The anthropologist Margaret Mead liked to point out the obvious: “Always remember that you are absolutely unique. Just like everyone else.”
No truer words could be said about dairy farms—and their use of energy. As a result, finding ways to enhance efficiency and/or reduce energy and electrical use will be specific to your farm, says Brad Heins, a dairy specialist with the University of Minnesota’s West Central Research and Outreach Center at Morris.
“Everybody is different, and every farm has its own characteristics when it comes to energy use,” he says.
The Morris Experiment Station has 200 cows that graze whenever the grass is growing on the western Minnesota prairie. As such, only 7% of total energy use is needed for barn ventilation in the non-grazing months. The station’s major energy use comes in heating the milking parlor (31%), heating water for cleaning (22%) and cooling milk (11%).
That’s in contrast to conventional dairies with cows housed year-round in freestalls. But even here, use varies depending on how the farms are managed. Over the past year, Heins and his graduate students have been monitoring energy use on four conventional dairies in west central Minnesota. They include:
• Farm A.
106-stall rotary parlor
Build in 2017.
Ships 12 tankers of milk per day
Six robotic milkers since 2016.
• Farm C.
Double-eight herringbone parlor
20% of milk diverted to on-farm cheese making plant
• Farm D.
Double-eight herringbone parlor
Manure composting with a drum system
Transitioning to robotic milking
To collect energy use, data logger were installed within each dairy’s circuit panel so they could monitor nearly 300 electrical lodes on the farms.
Heins and his research crew are still analyzing data after a year’s worth of collection, but already trends are pretty clear:
For Farm A, ventilation fans in the huge cross-vent barn use the majority of power in the spring, summer and fall. In winter and spring the farm’s “veterinary room,” which is used for calving cows and treatments, requires a lot of energy simply to keep the area warm.
For Farm B, ventilation fans take up the majority of the energy in June through September, but keeping the robotic milking rooms warm are the big energy users in winter and early spring.
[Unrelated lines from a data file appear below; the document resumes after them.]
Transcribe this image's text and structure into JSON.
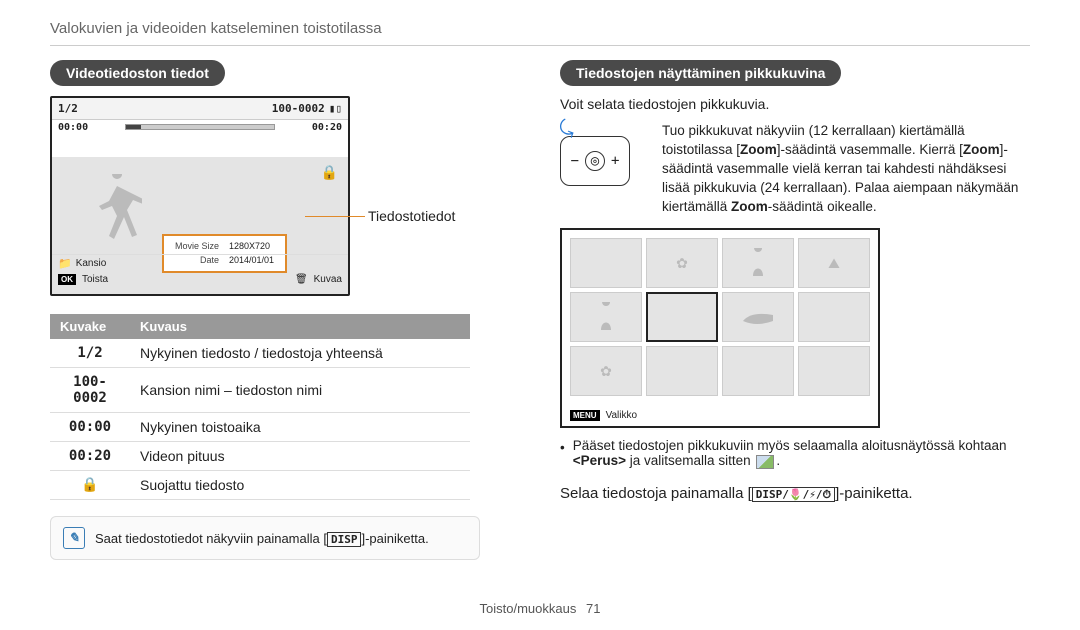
{
  "header": "Valokuvien ja videoiden katseleminen toistotilassa",
  "left": {
    "heading": "Videotiedoston tiedot",
    "cam": {
      "index": "1/2",
      "folder_file": "100-0002",
      "length": "00:20",
      "current": "00:00",
      "info_rows": [
        {
          "label": "Movie Size",
          "value": "1280X720"
        },
        {
          "label": "Date",
          "value": "2014/01/01"
        }
      ],
      "folder_label": "Kansio",
      "ok_label": "OK",
      "play_label": "Toista",
      "trash_label": "Kuvaa"
    },
    "side_label": "Tiedostotiedot",
    "table": {
      "head_icon": "Kuvake",
      "head_desc": "Kuvaus",
      "rows": [
        {
          "icon": "1/2",
          "desc": "Nykyinen tiedosto / tiedostoja yhteensä"
        },
        {
          "icon": "100-0002",
          "desc": "Kansion nimi – tiedoston nimi"
        },
        {
          "icon": "00:00",
          "desc": "Nykyinen toistoaika"
        },
        {
          "icon": "00:20",
          "desc": "Videon pituus"
        },
        {
          "icon": "🔒",
          "desc": "Suojattu tiedosto"
        }
      ]
    },
    "note_prefix": "Saat tiedostotiedot näkyviin painamalla [",
    "note_key": "DISP",
    "note_suffix": "]-painiketta."
  },
  "right": {
    "heading": "Tiedostojen näyttäminen pikkukuvina",
    "intro": "Voit selata tiedostojen pikkukuvia.",
    "zoom_text_1a": "Tuo pikkukuvat näkyviin (12 kerrallaan) kiertämällä toistotilassa [",
    "zoom_text_1b": "]-säädintä vasemmalle. Kierrä [",
    "zoom_text_1c": "]-säädintä vasemmalle vielä kerran tai kahdesti nähdäksesi lisää pikkukuvia (24 kerrallaan). Palaa aiempaan näkymään kiertämällä ",
    "zoom_text_1d": "-säädintä oikealle.",
    "zoom_word": "Zoom",
    "thumb_menu": "MENU",
    "thumb_menu_label": "Valikko",
    "bullet_1a": "Pääset tiedostojen pikkukuviin myös selaamalla aloitusnäytössä kohtaan ",
    "bullet_1b": "<Perus>",
    "bullet_1c": " ja valitsemalla sitten ",
    "bullet_1d": ".",
    "nav_prefix": "Selaa tiedostoja painamalla [",
    "nav_keys": "DISP/🌷/⚡/⏱",
    "nav_suffix": "]-painiketta."
  },
  "footer": {
    "section": "Toisto/muokkaus",
    "page": "71"
  }
}
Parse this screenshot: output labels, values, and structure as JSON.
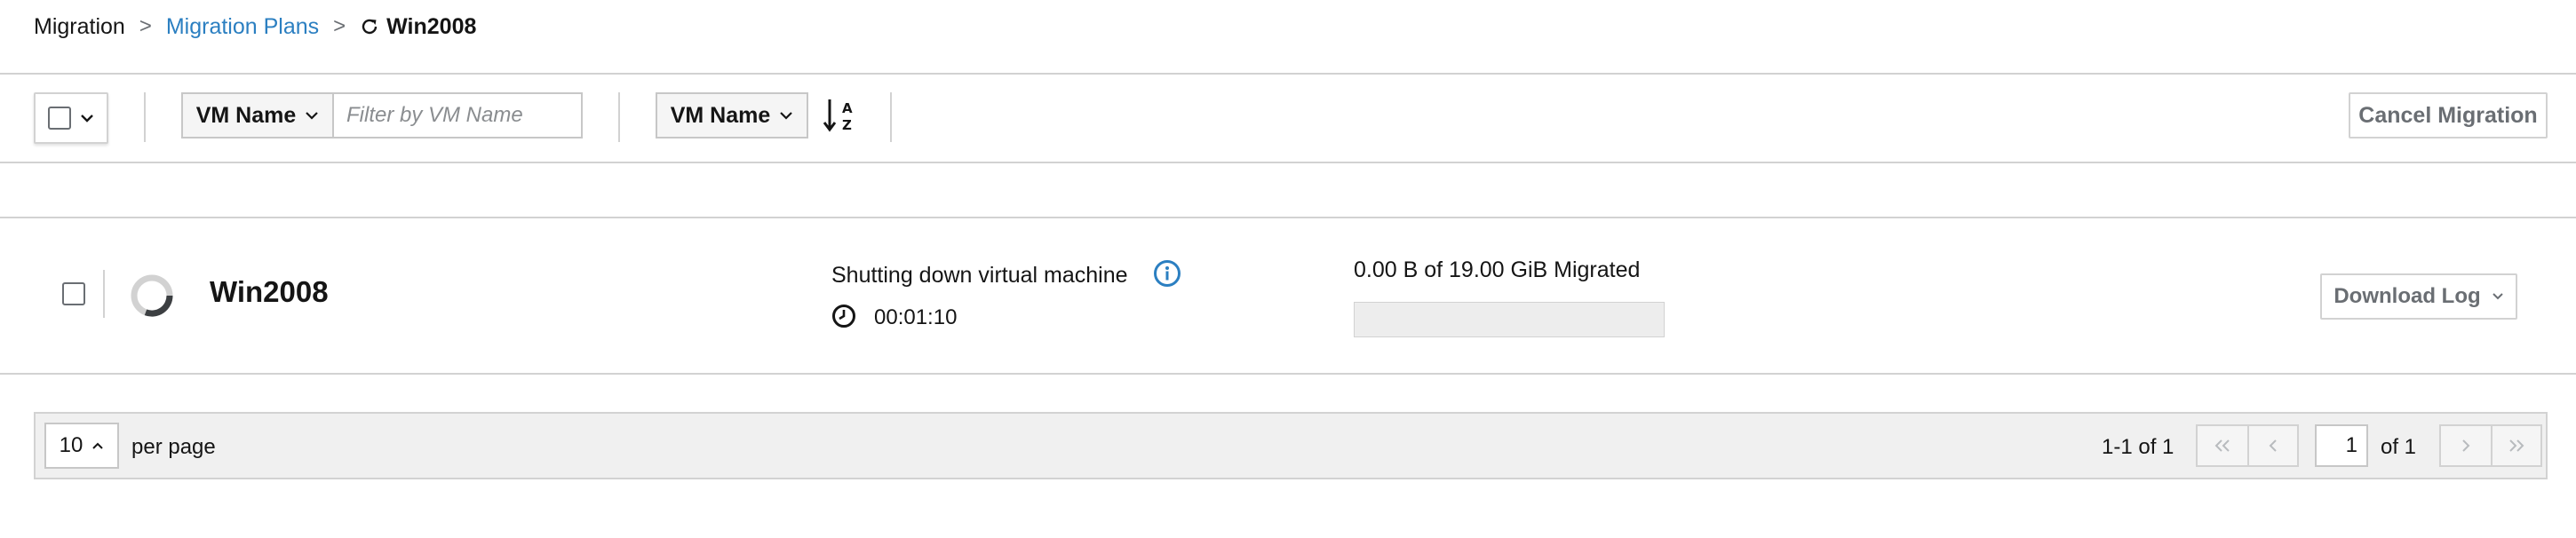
{
  "breadcrumb": {
    "root": "Migration",
    "plans": "Migration Plans",
    "current": "Win2008",
    "separator": ">"
  },
  "toolbar": {
    "filter_field": "VM Name",
    "filter_placeholder": "Filter by VM Name",
    "sort_field": "VM Name",
    "cancel_label": "Cancel Migration"
  },
  "vm_row": {
    "name": "Win2008",
    "status": "Shutting down virtual machine",
    "elapsed": "00:01:10",
    "progress_text": "0.00 B of 19.00 GiB Migrated",
    "progress_fraction": 0.0,
    "download_label": "Download Log"
  },
  "pagination": {
    "per_page_value": "10",
    "per_page_label": "per page",
    "range": "1-1 of 1",
    "current_page": "1",
    "total_pages_label": "of 1"
  },
  "colors": {
    "link": "#2b7fc1",
    "info": "#2b7fc1",
    "border": "#d2d2d2",
    "muted_text": "#6a6e73"
  },
  "icons": [
    "refresh-icon",
    "chevron-down-icon",
    "sort-alpha-asc-icon",
    "spinner-icon",
    "info-circle-icon",
    "clock-icon",
    "angle-double-left-icon",
    "angle-left-icon",
    "angle-right-icon",
    "angle-double-right-icon",
    "caret-up-icon"
  ]
}
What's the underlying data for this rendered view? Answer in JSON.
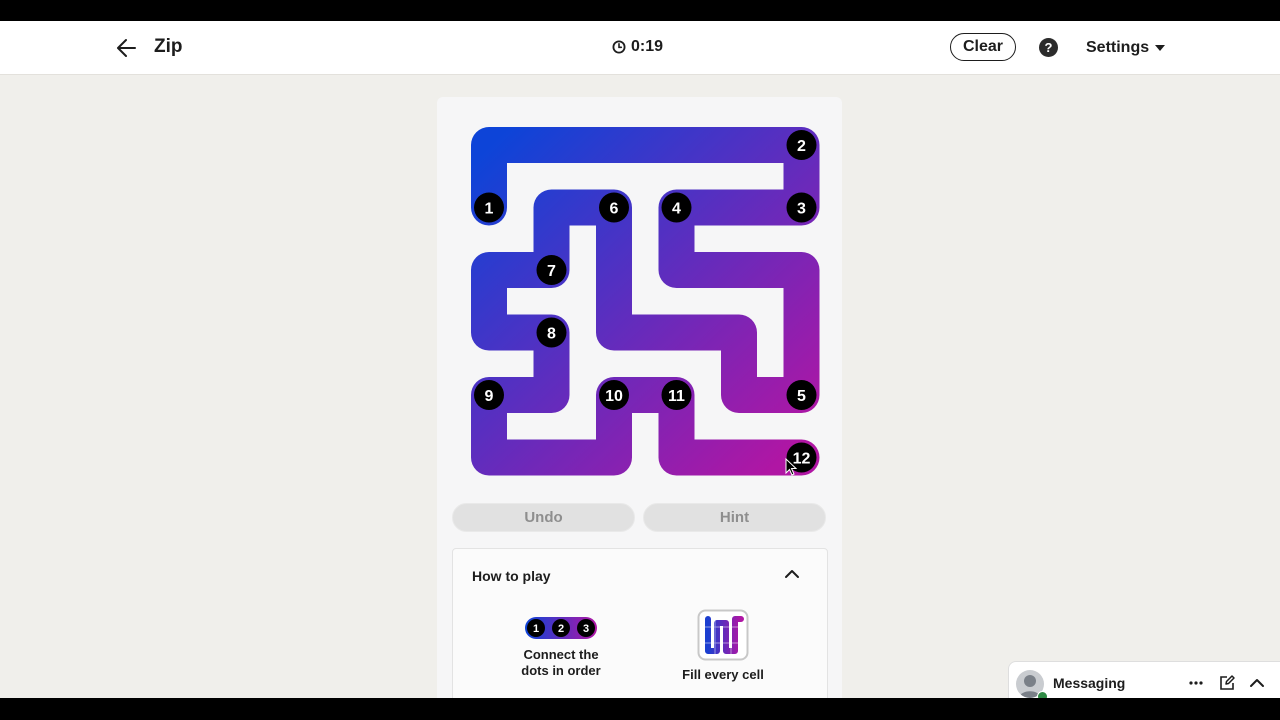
{
  "header": {
    "title": "Zip",
    "timer": "0:19",
    "clear_label": "Clear",
    "help_glyph": "?",
    "settings_label": "Settings",
    "icons": [
      "back-arrow-icon",
      "clock-icon",
      "help-icon",
      "caret-down-icon"
    ]
  },
  "game": {
    "grid_size": 6,
    "dots": [
      {
        "label": "1",
        "row": 1,
        "col": 0
      },
      {
        "label": "2",
        "row": 0,
        "col": 5
      },
      {
        "label": "3",
        "row": 1,
        "col": 5
      },
      {
        "label": "4",
        "row": 1,
        "col": 3
      },
      {
        "label": "5",
        "row": 4,
        "col": 5
      },
      {
        "label": "6",
        "row": 1,
        "col": 2
      },
      {
        "label": "7",
        "row": 2,
        "col": 1
      },
      {
        "label": "8",
        "row": 3,
        "col": 1
      },
      {
        "label": "9",
        "row": 4,
        "col": 0
      },
      {
        "label": "10",
        "row": 4,
        "col": 2
      },
      {
        "label": "11",
        "row": 4,
        "col": 3
      },
      {
        "label": "12",
        "row": 5,
        "col": 5
      }
    ],
    "path": [
      [
        1,
        0
      ],
      [
        0,
        0
      ],
      [
        0,
        1
      ],
      [
        0,
        2
      ],
      [
        0,
        3
      ],
      [
        0,
        4
      ],
      [
        0,
        5
      ],
      [
        1,
        5
      ],
      [
        1,
        4
      ],
      [
        1,
        3
      ],
      [
        2,
        3
      ],
      [
        2,
        4
      ],
      [
        2,
        5
      ],
      [
        3,
        5
      ],
      [
        4,
        5
      ],
      [
        4,
        4
      ],
      [
        3,
        4
      ],
      [
        3,
        3
      ],
      [
        3,
        2
      ],
      [
        2,
        2
      ],
      [
        1,
        2
      ],
      [
        1,
        1
      ],
      [
        2,
        1
      ],
      [
        2,
        0
      ],
      [
        3,
        0
      ],
      [
        3,
        1
      ],
      [
        4,
        1
      ],
      [
        4,
        0
      ],
      [
        5,
        0
      ],
      [
        5,
        1
      ],
      [
        5,
        2
      ],
      [
        4,
        2
      ],
      [
        4,
        3
      ],
      [
        5,
        3
      ],
      [
        5,
        4
      ],
      [
        5,
        5
      ]
    ],
    "path_colors": {
      "start": "#0d44d8",
      "end": "#b016a4"
    },
    "dot_color": "#000000",
    "undo_label": "Undo",
    "hint_label": "Hint"
  },
  "how_to_play": {
    "title": "How to play",
    "steps": [
      {
        "caption": "Connect the\ndots in order",
        "dot_labels": [
          "1",
          "2",
          "3"
        ],
        "icon": "numbered-dots-icon"
      },
      {
        "caption": "Fill every cell",
        "icon": "fill-grid-icon"
      }
    ],
    "collapse_icon": "chevron-up-icon"
  },
  "messaging": {
    "label": "Messaging",
    "icons": [
      "avatar",
      "more-icon",
      "compose-icon",
      "chevron-up-icon"
    ],
    "status_color": "#2f8a45"
  }
}
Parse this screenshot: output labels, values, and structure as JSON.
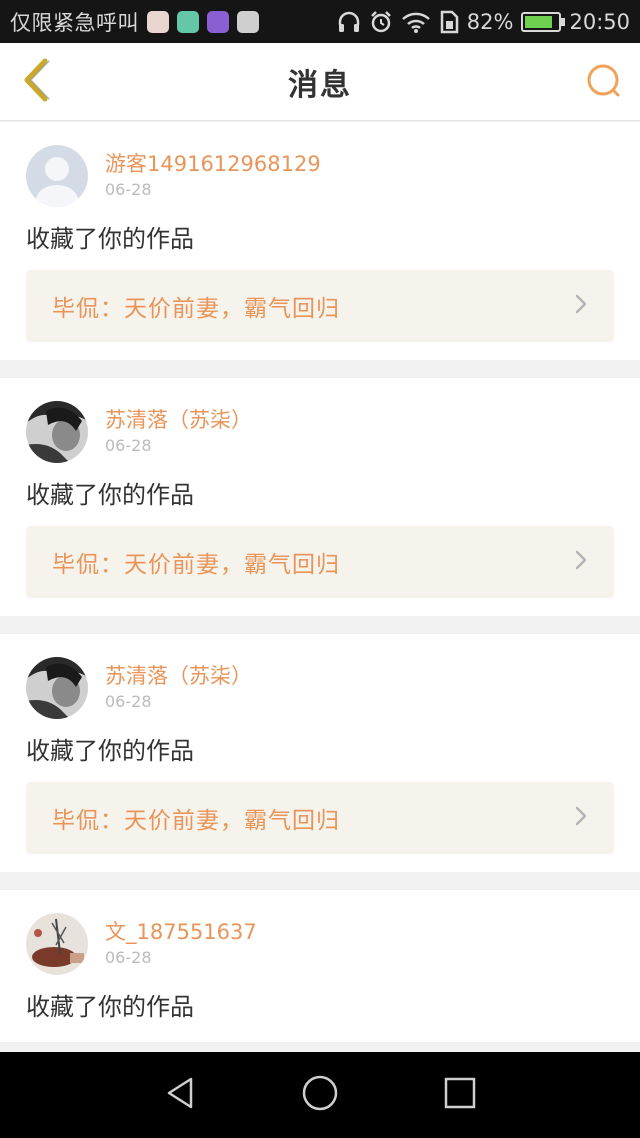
{
  "status_bar": {
    "carrier": "仅限紧急呼叫",
    "battery_percent": "82%",
    "battery_level": 0.82,
    "time": "20:50",
    "icons": [
      "notification-app-icon",
      "notification-app-icon",
      "notification-gallery-icon",
      "notification-app-icon",
      "headphones-icon",
      "alarm-icon",
      "wifi-icon",
      "sim-card-icon",
      "battery-icon"
    ]
  },
  "header": {
    "title": "消息",
    "back_icon": "back-chevron-icon",
    "search_icon": "search-icon"
  },
  "messages": [
    {
      "username": "游客1491612968129",
      "date": "06-28",
      "action": "收藏了你的作品",
      "work_title": "毕侃：天价前妻，霸气回归",
      "avatar": "default-avatar"
    },
    {
      "username": "苏清落（苏柒）",
      "date": "06-28",
      "action": "收藏了你的作品",
      "work_title": "毕侃：天价前妻，霸气回归",
      "avatar": "user-photo-avatar"
    },
    {
      "username": "苏清落（苏柒）",
      "date": "06-28",
      "action": "收藏了你的作品",
      "work_title": "毕侃：天价前妻，霸气回归",
      "avatar": "user-photo-avatar"
    },
    {
      "username": "文_187551637",
      "date": "06-28",
      "action": "收藏了你的作品",
      "work_title": "",
      "avatar": "user-photo-avatar"
    }
  ],
  "colors": {
    "accent": "#e8955a",
    "back_icon": "#c9a92c",
    "card_link_bg": "#f5f3ec"
  }
}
For Farm C, ventilation fans take up nearly half the power usage in July, August and September. But heating water for cleaning equipment in both the parlor and the cheese manufacturing area accounts for 30 to 40% of electrical use year-round.
For Farm D, ventilation of the barn is the biggest user in July, August and September. Lighting accounts for about 20% of electrical use year-round. But the drum composter, heated with electricity, is using 25% or more of the power purchased each month.
The take-home message, says Heins, is that each dairy is faced with unique energy challenges. “But consumers and market chains will like continue to demand dairy farms reduce their carbon foot prints and be more environmentally stable,” he says.
He recommends that to reduce energy use, farms focus on their areas of highest energy demand. For many dairies, that likely will be ventilation fans. “Proper sizing, settings and maintenance of fans can save 15%,” he says.
Also look to lighting. Converting to LEDs and using timers and photoelectric sensors will help.
As a side note, Heins says most all larger dairies have emergency power, and many of the engines that power these generators have block heaters to ensure they start when needed. On one of the dairies studied, the block heater was faulty, constantly drawing excess power.
Studies on large commercial hog farms has also shown faulty block heaters can be a problem. So checking and replacing these heaters on a regular maintenance schedule might be warranted, he says.